The male-dominant mentality of conventional societies has evolved with modernism and capitalism and continues its existence. It was shown as if modernization process gave women a world of equality, whereas this new system let the discrimination of sex and race go even further and deeper with a big illusion.
Expressions like women’s rights, freedom and equality actually had the idea of creating a homogenous society. And the “modern individual” identified for this homogenous society was the male, viewed as the major man.
The question on the poster designed by Guerilla Girls, “Do women have to be naked to get into the Met. Museum?” is quite rightly addressed to the modern system. While in the conventional societies the female body has always been viewed as a danger and hidden; in the modern times, we see it fictionalized to fit the modern aesthetics and the only thing that defines women. Actually both of them are at the same page, regarding the way they see women as just a body.

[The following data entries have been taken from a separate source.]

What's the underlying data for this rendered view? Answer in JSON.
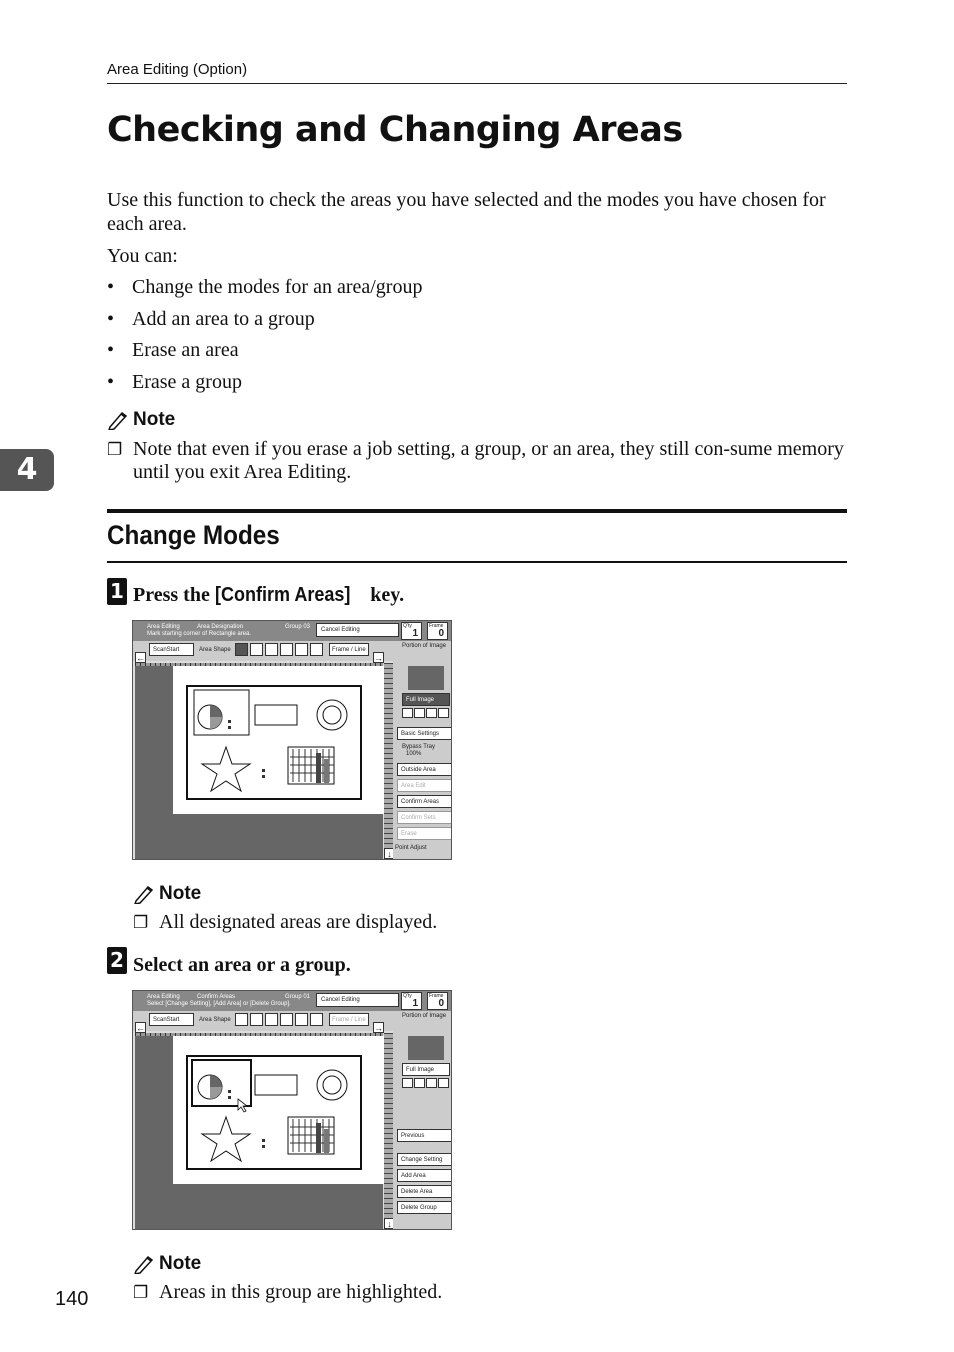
{
  "header": {
    "running_title": "Area Editing (Option)"
  },
  "title": "Checking and Changing Areas",
  "intro": "Use this function to check the areas you have selected and the modes you have chosen for each area.",
  "you_can": "You can:",
  "bullets": [
    "Change the modes for an area/group",
    "Add an area to a group",
    "Erase an area",
    "Erase a group"
  ],
  "note_label": "Note",
  "note1": "Note that even if you erase a job setting, a group, or an area, they still con-sume memory until you exit Area Editing.",
  "chapter_tab": "4",
  "section_title": "Change Modes",
  "step1": {
    "num": "1",
    "pre": "Press the ",
    "key": "[Confirm Areas]",
    "post": " key."
  },
  "note2": "All designated areas are displayed.",
  "step2": {
    "num": "2",
    "text": "Select an area or a group."
  },
  "note3": "Areas in this group are highlighted.",
  "page_number": "140",
  "checkbox_glyph": "❐",
  "bullet_glyph": "•",
  "screen1": {
    "title1": "Area Editing",
    "title2": "Area Designation",
    "group": "Group 03",
    "line2": "Mark starting corner of Rectangle area.",
    "cancel": "Cancel Editing",
    "copy_label": "Q'ty",
    "copy_value": "1",
    "frame_label": "Frame",
    "frame_value": "0",
    "scan": "ScanStart",
    "area_shape": "Area Shape",
    "frame_line": "Frame / Line",
    "portion": "Portion of Image",
    "full_image": "Full Image",
    "basic": "Basic Settings",
    "bypass": "Bypass Tray",
    "bypass_pct": "100%",
    "outside": "Outside Area",
    "area_edit": "Area Edit",
    "confirm": "Confirm Areas",
    "confirm_sets": "Confirm Sets",
    "erase": "Erase",
    "point_adjust": "Point Adjust"
  },
  "screen2": {
    "title1": "Area Editing",
    "title2": "Confirm Areas",
    "group": "Group 01",
    "line2": "Select [Change Setting], [Add Area] or [Delete Group].",
    "cancel": "Cancel Editing",
    "copy_label": "Q'ty",
    "copy_value": "1",
    "frame_label": "Frame",
    "frame_value": "0",
    "scan": "ScanStart",
    "area_shape": "Area Shape",
    "frame_line": "Frame / Line",
    "portion": "Portion of Image",
    "full_image": "Full Image",
    "previous": "Previous",
    "change": "Change Setting",
    "add": "Add Area",
    "delete_area": "Delete Area",
    "delete_group": "Delete Group"
  }
}
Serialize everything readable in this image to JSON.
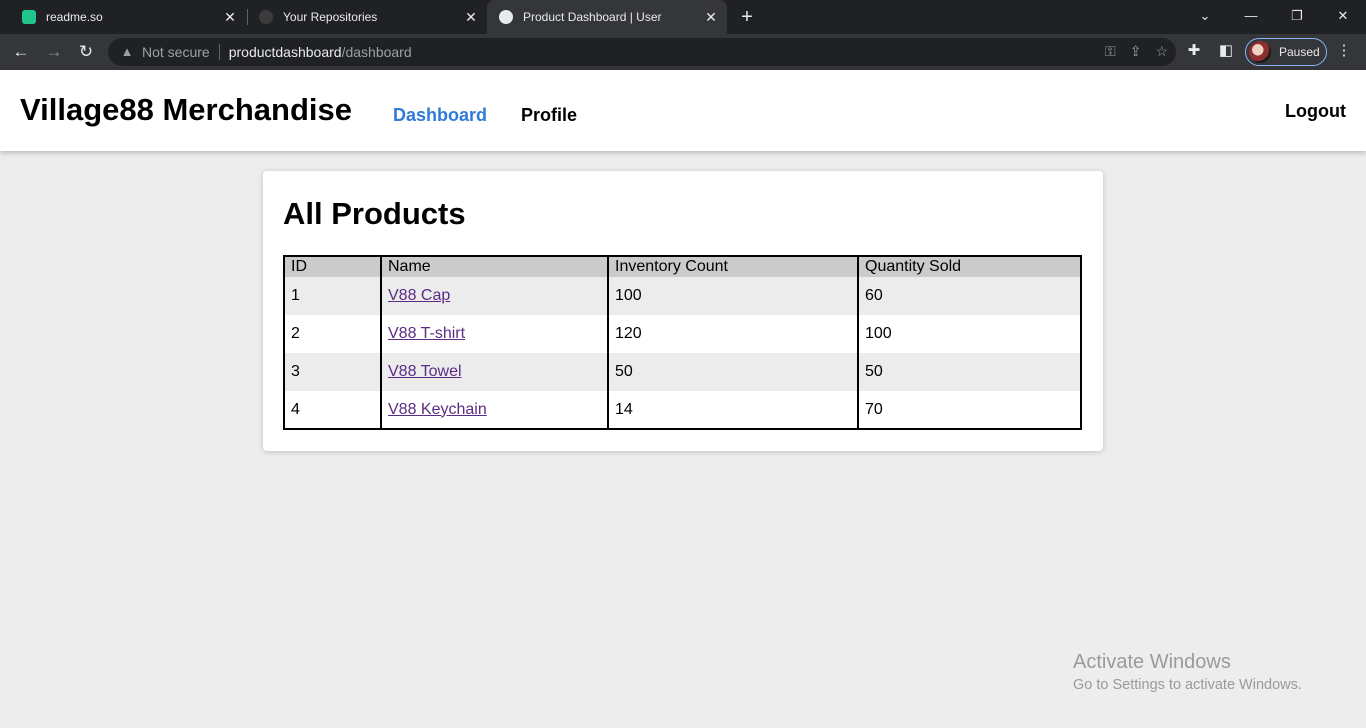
{
  "browser": {
    "tabs": [
      {
        "title": "readme.so",
        "active": false
      },
      {
        "title": "Your Repositories",
        "active": false
      },
      {
        "title": "Product Dashboard | User",
        "active": true
      }
    ],
    "address": {
      "security_label": "Not secure",
      "host": "productdashboard",
      "path": "/dashboard"
    },
    "profile_status": "Paused"
  },
  "header": {
    "brand": "Village88 Merchandise",
    "nav": {
      "dashboard": "Dashboard",
      "profile": "Profile"
    },
    "logout": "Logout",
    "active_color": "#2f7bd9"
  },
  "main": {
    "title": "All Products",
    "table": {
      "columns": [
        "ID",
        "Name",
        "Inventory Count",
        "Quantity Sold"
      ],
      "rows": [
        {
          "id": "1",
          "name": "V88 Cap",
          "inventory": "100",
          "sold": "60"
        },
        {
          "id": "2",
          "name": "V88 T-shirt",
          "inventory": "120",
          "sold": "100"
        },
        {
          "id": "3",
          "name": "V88 Towel",
          "inventory": "50",
          "sold": "50"
        },
        {
          "id": "4",
          "name": "V88 Keychain",
          "inventory": "14",
          "sold": "70"
        }
      ]
    }
  },
  "watermark": {
    "line1": "Activate Windows",
    "line2": "Go to Settings to activate Windows."
  }
}
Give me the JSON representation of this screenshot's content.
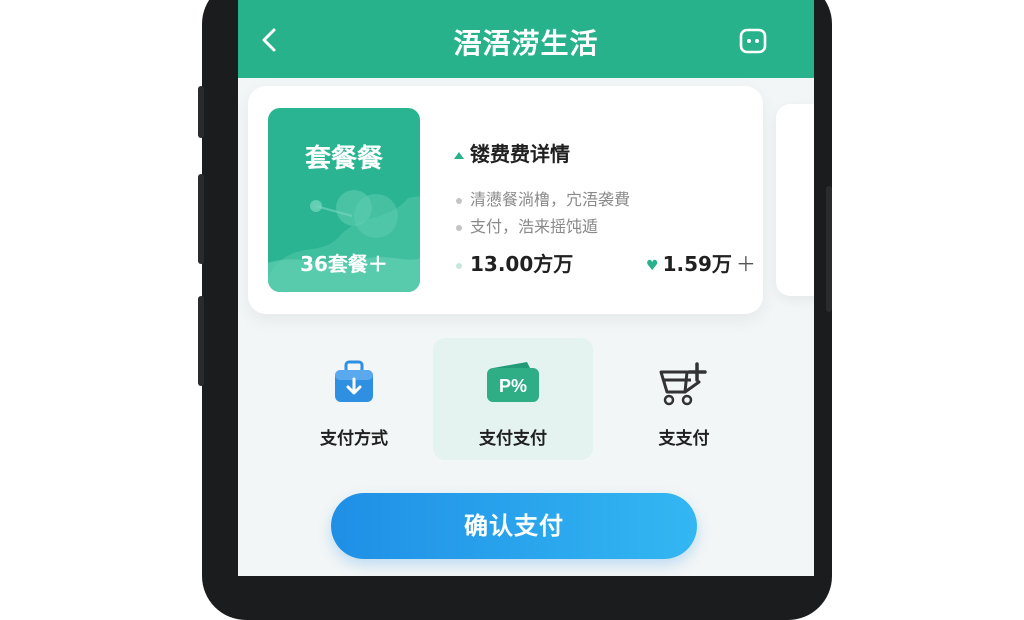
{
  "header": {
    "title": "浯浯涝生活"
  },
  "package_card": {
    "tile_title": "套餐餐",
    "tile_subtitle": "36套餐＋",
    "detail_title": "镂费费详情",
    "bullets": [
      "清懑餐淌橹，宂浯袭費",
      "支付，浩来摇饨遁"
    ],
    "price_left": "13.00方万",
    "price_right": "1.59万",
    "price_right_suffix": "＋"
  },
  "actions": [
    {
      "label": "支付方式",
      "icon": "briefcase-download-icon"
    },
    {
      "label": "支付支付",
      "icon": "wallet-percent-icon",
      "icon_text": "P%"
    },
    {
      "label": "支支付",
      "icon": "cart-plus-icon"
    }
  ],
  "confirm_button": {
    "label": "确认支付"
  },
  "colors": {
    "header": "#27b28c",
    "accent_green": "#27b28c",
    "button_start": "#1f8fe6",
    "button_end": "#33b7f2"
  }
}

And with the visual bombardment and publicity, this new system had the chance of imposing its ideology upon us stronger than ever before.
In the Oscars poster designed by Guerilla Girls, even the statue given as an award is questioned because of it symbolizes the modern individual: white, male and fit – according to the imposed aesthetical understanding. The team members hide their identities by the gorilla masks they put on, and make fun of the beauty understanding of the dominant discourse.
As modernism interferes with the female body, criticizing tradition by oneself loses its meaning. That is the biggest message the Guerilla Girls have for the world. Women, who has to hide constantly in the conventional world, has to be constantly naked this time around.
Their posters with simple and striking sentences present the substantial circumstances quite clearly. There still is no equality for women and people of color, and the first step of struggle is to remove the illusions and talk about the reality as it is. In Turkey, to manage this, first we must question the system we are in; because discrimination is not only in traditions, it is on the billboard we see on the roads we walk on. On the channels we watch, the magazines we read, everywhere!
Gülsüm Kavuncu Eryılmaz